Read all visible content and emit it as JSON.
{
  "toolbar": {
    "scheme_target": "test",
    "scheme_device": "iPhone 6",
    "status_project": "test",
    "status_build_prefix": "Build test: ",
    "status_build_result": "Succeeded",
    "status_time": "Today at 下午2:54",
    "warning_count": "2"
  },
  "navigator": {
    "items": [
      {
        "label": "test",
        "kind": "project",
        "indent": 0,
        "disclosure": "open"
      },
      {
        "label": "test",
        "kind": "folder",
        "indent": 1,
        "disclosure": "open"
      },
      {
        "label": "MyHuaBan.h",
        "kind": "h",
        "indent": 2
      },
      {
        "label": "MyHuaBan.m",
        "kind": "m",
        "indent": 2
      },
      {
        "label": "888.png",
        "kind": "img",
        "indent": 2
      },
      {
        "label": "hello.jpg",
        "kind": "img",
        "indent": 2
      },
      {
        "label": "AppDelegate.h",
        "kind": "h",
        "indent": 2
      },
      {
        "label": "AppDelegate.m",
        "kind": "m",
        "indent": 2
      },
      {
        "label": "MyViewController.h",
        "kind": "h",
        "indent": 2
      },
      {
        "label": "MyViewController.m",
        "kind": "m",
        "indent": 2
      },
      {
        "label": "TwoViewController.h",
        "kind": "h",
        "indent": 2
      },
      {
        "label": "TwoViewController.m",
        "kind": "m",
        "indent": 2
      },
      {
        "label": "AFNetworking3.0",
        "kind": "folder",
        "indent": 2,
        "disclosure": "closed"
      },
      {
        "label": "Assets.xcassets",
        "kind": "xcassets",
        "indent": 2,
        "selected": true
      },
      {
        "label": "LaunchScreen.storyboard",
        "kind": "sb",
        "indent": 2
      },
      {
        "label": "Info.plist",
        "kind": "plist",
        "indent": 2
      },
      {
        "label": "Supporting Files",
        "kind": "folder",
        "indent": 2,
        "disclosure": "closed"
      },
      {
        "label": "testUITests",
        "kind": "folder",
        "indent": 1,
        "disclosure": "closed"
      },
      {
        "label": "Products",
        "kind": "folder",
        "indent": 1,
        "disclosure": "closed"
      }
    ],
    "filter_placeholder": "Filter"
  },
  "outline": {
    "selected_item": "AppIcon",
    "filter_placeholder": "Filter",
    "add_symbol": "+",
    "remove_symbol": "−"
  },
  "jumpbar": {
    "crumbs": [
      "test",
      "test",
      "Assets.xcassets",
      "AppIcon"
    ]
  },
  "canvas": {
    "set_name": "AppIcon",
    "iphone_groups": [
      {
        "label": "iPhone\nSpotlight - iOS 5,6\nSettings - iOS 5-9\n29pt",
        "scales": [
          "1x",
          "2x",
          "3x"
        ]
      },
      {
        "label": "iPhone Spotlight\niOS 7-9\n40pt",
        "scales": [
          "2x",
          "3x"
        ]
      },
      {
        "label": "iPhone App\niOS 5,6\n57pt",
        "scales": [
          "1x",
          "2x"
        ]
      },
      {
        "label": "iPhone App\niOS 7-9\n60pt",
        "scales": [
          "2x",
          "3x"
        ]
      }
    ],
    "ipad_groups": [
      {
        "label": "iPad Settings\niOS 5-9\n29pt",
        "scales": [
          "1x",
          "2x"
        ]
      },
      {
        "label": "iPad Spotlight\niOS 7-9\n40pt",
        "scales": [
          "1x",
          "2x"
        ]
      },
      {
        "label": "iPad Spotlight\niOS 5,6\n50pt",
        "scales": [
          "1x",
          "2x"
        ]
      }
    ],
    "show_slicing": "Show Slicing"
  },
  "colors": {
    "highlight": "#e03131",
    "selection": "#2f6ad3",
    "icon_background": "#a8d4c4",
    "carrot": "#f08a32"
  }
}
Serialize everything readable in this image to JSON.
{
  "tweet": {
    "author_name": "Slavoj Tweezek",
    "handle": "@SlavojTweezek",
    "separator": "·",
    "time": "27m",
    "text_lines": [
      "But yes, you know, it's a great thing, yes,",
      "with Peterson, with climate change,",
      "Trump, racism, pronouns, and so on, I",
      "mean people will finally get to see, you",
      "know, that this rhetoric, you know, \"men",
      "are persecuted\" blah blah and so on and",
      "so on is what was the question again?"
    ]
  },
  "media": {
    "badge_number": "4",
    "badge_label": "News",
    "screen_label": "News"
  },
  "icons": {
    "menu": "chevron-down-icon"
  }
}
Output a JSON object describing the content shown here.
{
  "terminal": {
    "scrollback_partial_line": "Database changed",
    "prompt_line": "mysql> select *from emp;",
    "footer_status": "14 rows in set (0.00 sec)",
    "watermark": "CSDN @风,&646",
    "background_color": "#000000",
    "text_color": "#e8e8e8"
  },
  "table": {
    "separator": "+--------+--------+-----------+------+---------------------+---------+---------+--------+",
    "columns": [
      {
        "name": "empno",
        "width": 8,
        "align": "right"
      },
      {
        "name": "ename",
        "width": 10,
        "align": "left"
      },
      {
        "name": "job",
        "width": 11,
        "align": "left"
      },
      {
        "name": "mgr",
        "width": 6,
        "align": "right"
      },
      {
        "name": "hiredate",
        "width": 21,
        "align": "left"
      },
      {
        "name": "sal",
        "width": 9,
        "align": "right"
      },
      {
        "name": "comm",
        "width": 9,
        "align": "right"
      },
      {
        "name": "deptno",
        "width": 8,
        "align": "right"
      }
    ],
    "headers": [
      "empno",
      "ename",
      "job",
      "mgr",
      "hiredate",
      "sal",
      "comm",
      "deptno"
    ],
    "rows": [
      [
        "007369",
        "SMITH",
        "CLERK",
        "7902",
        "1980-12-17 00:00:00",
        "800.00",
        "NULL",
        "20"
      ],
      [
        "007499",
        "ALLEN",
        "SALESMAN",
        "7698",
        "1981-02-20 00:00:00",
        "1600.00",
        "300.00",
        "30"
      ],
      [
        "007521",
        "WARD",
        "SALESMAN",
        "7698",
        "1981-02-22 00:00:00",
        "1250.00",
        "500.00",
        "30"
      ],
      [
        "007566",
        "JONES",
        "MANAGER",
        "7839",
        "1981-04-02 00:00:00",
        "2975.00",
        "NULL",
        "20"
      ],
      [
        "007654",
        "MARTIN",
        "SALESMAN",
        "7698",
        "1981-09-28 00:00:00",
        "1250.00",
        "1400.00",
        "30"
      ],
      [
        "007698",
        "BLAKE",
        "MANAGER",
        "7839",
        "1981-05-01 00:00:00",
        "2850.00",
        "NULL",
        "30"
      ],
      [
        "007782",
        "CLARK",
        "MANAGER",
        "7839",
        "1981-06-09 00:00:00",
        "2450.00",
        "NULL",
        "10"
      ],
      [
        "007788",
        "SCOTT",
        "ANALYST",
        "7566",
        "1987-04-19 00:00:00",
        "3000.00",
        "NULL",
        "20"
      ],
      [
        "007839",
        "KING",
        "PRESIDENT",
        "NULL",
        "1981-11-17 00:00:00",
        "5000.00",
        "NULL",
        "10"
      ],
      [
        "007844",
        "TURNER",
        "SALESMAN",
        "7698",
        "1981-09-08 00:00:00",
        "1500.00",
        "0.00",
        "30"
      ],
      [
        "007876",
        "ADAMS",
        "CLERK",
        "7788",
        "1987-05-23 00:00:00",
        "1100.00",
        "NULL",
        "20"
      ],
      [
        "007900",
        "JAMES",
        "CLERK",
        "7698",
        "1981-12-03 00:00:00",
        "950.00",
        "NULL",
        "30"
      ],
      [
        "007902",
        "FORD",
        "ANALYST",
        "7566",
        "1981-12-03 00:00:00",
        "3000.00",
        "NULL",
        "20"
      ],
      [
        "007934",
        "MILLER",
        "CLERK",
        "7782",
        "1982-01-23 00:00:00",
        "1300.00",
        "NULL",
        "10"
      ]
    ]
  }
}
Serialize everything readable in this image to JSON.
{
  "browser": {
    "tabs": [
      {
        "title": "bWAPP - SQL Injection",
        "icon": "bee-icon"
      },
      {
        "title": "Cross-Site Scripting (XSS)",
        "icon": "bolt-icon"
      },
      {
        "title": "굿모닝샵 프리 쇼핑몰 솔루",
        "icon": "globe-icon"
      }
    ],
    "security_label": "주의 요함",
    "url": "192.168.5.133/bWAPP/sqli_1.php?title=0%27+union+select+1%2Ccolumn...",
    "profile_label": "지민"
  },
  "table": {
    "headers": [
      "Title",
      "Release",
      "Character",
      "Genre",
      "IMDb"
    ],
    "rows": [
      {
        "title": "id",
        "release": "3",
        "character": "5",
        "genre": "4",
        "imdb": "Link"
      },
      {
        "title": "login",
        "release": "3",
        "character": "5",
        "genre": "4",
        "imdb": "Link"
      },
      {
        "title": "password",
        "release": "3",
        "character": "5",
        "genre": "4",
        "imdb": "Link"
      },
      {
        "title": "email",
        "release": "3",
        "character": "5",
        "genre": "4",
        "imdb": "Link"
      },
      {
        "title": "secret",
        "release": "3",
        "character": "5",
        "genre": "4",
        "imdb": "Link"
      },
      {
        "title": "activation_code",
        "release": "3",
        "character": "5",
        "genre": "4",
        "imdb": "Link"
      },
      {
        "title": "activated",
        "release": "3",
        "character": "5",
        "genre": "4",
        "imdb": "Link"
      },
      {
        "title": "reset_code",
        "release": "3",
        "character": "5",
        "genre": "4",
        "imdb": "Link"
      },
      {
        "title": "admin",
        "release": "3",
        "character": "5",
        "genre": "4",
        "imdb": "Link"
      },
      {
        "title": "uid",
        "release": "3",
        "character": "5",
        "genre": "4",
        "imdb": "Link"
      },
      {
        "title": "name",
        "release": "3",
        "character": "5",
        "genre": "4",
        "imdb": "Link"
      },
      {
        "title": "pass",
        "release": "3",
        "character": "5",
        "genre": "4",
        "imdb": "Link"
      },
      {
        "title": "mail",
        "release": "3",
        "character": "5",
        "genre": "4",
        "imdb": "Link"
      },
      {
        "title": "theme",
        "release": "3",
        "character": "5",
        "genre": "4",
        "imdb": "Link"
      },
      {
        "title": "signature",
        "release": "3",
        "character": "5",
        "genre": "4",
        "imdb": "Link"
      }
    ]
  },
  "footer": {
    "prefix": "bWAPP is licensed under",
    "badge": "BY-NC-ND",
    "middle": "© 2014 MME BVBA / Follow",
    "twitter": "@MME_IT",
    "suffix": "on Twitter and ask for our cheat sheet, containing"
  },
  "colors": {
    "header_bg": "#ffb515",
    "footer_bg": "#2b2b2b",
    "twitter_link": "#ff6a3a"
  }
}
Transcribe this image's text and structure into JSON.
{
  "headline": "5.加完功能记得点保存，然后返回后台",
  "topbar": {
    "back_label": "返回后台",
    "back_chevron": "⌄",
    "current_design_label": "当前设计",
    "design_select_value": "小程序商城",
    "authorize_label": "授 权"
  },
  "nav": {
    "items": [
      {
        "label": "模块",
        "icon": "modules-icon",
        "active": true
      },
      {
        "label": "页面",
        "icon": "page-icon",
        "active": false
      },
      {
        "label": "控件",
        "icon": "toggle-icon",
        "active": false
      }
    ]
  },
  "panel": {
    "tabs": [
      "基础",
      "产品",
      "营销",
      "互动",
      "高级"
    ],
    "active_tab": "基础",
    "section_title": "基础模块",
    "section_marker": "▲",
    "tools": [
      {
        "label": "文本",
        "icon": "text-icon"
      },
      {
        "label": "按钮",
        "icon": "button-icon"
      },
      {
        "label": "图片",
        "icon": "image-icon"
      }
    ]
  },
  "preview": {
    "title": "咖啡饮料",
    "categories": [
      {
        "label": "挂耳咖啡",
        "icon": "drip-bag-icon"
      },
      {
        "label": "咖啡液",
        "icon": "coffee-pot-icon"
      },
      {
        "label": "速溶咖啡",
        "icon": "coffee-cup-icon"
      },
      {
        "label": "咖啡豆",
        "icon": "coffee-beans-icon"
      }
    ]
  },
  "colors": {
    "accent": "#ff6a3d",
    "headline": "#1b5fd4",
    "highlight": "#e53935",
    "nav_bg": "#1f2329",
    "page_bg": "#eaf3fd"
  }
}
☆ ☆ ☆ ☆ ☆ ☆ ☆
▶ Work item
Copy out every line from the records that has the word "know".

▶ Result for this exercise
      "But yes, you know, it's a great thing, yes,",
      "know, that this rhetoric, you know, \"men",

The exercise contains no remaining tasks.